Solution A: Disable Monitoring in CephCluster

Set .spec.monitoring.enabled to false in your CephCluster object / yaml (and apply it).

Solution B: Install Prometheus Operator

If you want to use Prometheus for monitoring your applications and in this case also Rook Ceph Cluster easily in Kubernetes, make sure to install the Prometheus Operator.

Checkout the Prometheus Operator - Getting Started Guide.

unable to get monitor info from DNS SRV with service name: ceph-mon / Can't run ceph and rbd commands in the Rook Ceph XYZ Pod

You are only supposed to run ceph, rbd, radosgw-admin, etc., commands in the Rook Ceph Toolbox / Tools Pod.

Regarding the Rook Ceph Toolbox Pod checkout the Rook documentation here: Rook Ceph Docs - Ceph Toolbox.

Quick Command to Rook Ceph Toolbox Pod

This requires you to have the Rook Ceph Toolbox deployed, see Rook Ceph Docs - Ceph Toolbox for more information.

kubectl -n rook-ceph exec -it $(kubectl -n rook-ceph get pod -l "app=rook-ceph-tools" -o jsonpath='{.items[0]}') -- bash

OSD id X != my id Y - OSD Crash

  1. Exec into a working Ceph OSD on that host kubectl exec -n rook-ceph -it OSD_POD_NAME -- bash (ceph-bluestore-tool command is needed), run the following commands:
    1. Run lsblk to see all disks of the host.
    2. For every disks, run:
      1. Run ceph-bluestore-tool show-label --dev=/dev/sdX (note down the OSD ID (whoami field in the JSON output) and which disk the OSD is on (example: OSD 11 /dev/sda).
  2. The rook-ceph-osd-... deployment needs to be updated with the new/ correct device path.
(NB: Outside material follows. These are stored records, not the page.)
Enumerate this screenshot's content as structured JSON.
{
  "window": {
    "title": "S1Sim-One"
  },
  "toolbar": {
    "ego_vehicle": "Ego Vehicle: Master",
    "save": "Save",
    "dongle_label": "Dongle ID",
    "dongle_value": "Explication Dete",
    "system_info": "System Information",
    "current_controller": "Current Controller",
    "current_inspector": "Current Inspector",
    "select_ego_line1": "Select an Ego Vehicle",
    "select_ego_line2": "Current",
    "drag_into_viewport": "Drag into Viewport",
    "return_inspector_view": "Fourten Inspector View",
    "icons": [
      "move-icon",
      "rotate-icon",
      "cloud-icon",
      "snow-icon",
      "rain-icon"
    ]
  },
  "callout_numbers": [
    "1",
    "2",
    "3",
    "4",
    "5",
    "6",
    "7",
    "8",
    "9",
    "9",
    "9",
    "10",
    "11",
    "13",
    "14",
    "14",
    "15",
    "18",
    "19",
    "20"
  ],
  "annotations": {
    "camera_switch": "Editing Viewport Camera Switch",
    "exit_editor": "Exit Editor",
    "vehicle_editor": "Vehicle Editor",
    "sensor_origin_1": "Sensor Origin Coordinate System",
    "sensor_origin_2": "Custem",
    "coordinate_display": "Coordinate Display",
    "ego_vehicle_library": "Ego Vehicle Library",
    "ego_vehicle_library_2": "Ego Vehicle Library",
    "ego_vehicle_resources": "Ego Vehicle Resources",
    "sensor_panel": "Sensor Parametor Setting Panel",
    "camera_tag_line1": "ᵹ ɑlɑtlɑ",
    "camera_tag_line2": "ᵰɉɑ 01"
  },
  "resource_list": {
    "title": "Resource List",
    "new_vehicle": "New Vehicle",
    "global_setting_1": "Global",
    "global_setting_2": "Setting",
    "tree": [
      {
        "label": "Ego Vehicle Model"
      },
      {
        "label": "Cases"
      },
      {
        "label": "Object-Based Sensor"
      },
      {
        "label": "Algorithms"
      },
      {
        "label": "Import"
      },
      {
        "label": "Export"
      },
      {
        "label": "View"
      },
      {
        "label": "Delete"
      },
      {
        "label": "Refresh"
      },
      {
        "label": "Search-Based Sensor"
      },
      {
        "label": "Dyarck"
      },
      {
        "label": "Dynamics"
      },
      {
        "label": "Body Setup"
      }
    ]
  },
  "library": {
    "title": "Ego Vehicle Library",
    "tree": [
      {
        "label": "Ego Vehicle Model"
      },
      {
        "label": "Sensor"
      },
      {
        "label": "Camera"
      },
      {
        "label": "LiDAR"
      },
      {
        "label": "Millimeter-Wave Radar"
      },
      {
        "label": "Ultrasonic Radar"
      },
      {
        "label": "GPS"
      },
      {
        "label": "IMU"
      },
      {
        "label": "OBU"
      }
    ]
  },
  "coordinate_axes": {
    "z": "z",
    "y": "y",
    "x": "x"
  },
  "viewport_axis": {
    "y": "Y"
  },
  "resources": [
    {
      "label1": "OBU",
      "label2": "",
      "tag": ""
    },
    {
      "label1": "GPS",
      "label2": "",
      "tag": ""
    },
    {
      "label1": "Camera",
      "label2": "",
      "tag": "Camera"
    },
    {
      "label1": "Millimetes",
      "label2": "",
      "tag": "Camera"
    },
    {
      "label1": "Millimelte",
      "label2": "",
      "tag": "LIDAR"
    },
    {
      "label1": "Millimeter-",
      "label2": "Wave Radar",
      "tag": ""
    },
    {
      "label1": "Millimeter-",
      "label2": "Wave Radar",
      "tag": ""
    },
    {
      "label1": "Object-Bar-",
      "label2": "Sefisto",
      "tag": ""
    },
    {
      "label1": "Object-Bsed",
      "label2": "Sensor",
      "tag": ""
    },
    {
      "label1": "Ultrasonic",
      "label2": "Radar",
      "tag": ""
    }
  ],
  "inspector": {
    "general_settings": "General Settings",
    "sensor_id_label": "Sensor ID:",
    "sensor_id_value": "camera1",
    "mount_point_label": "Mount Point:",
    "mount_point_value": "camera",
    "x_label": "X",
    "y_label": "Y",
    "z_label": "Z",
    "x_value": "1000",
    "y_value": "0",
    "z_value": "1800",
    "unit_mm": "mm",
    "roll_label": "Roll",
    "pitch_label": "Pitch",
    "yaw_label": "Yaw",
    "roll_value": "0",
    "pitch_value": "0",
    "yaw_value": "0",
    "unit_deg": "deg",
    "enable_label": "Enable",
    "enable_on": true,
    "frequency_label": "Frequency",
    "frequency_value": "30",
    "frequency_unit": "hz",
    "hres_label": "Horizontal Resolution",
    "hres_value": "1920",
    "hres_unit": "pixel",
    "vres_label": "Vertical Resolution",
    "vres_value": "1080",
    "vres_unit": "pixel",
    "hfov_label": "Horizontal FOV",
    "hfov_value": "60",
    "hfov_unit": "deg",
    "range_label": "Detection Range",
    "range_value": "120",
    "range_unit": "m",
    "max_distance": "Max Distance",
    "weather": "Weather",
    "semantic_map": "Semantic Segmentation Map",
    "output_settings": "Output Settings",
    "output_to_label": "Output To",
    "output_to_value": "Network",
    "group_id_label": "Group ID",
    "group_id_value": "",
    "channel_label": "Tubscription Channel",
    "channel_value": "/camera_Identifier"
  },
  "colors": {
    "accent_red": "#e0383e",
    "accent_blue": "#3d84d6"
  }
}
The ROOK_BLOCK_PATH environment variable must have the correct device path (there are two occurrences, in the containers: and in initContainers: list).
  3. After a few seconds / minutes the OSD should show up as up in the ceph osd tree output (the command can be run in the rook-ceph-tools Pod). If you have scaled down the OSD Deployment, make sure to scale it up to 1 again (kubectl scale -n rook-ceph deployment --replicas=1 rook-ceph-osd...)

_read_bdev_label failed to open /var/lib/ceph/osd/ceph-1/block: (13) Permission denied


  • OSD Pod is not starting with logs about the "ceph osd block device" and "permission denied"

Solution: Do you have the ceph package(s) installed on the host and / or a user/group named ceph?

This can potentially mess with the owner/group of the ceph osd block device, as described in GitHub rook/rook Issue 7519 "OSD pod permissions broken, unable to open OSD superblock after node restart".

You can either change the user and group ID of the ceph user on the host to the one inside the ceph/ceph image that your Rook Ceph cluster is running right now (CephCluster object .spec.cephVersion.image).

$ kubectl get -n rook-ceph rook-ceph -o yaml
kind: CephCluster
  name: rook-ceph
  namespace: rook-ceph

Depending your hosts, you might not need to even have the ceph packages installed. If you are using Rook Ceph, you normally don't need any ceph related packages on the hosts.

Should this have not fixed your issue, you might be running into some other permission issue. If your hosts are using a Linux distribution that uses SELinux, you might need to follow these steps to re-configure the Rook Ceph operator: Rook Ceph Docs - OpenShift Special Configuration Guide.

Should this page not have yielded you a solution, checkout the Ceph Common Issues doc as well.